It’s been one of those weeks where things seem to be falling apart around me. The circumstances that my friends, clients, and co-workers are facing make me sigh over and over again. What does one DO in the face of adultery, the loss of the child, the loss of a job, illness that knocks you out, stress fractures, or life-changing decisions that need to be made yesterday? These circumstances, they are heavy. And they are done; there is nothing that can be done to change the situation. But I am recalling a bit of wisdom a friend picked up at an Imago Dei Community conference. She imparted a lot of words, tips and pearls but these are the words that stuck, “How we respond is our responsibility”. There was context surrounding this, but of course, I lost that bit along the way…

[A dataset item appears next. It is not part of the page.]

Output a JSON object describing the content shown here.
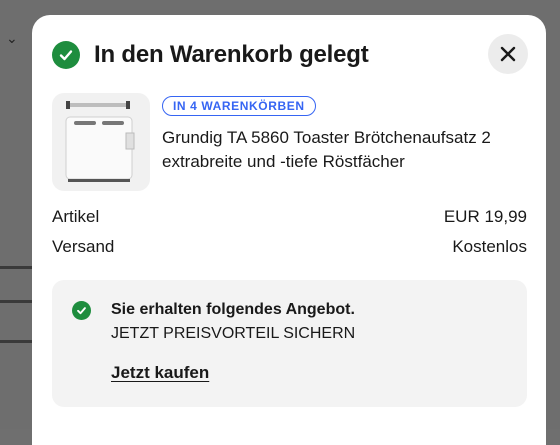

We may not be able to control the circumstances and what has already happened, but we can control how we respond. This part is completely up to us. One’s true character comes out when they encounter crisis. It’s hard to sugarcoat anything or pretend that everything is fine when the world is crumbling around you. It is too much energy to hold a mask to your face and to keep your walls built high. What’s left is genuine, real and raw. I feel so privileged to witness and be with people in this state. I am continually awed by the sheer resilience of the people with whom I surround myself.

They have been vulnerable and humble in these circumstances, asking for help when they need it, which let’s be honest, asking for help is no easy task in our society that calls for independence and "doing it all". They have been open to change and shifting tides. They have looked for and found God in the midst of it all, when they could so easily declare His absence or disbelief. They are weary but they keep moving; they survive. They are brave. They have embraced the unknown and they remain hopeful. They have responded with such grace and humility and continually inspire me. I am blessed to be a witness.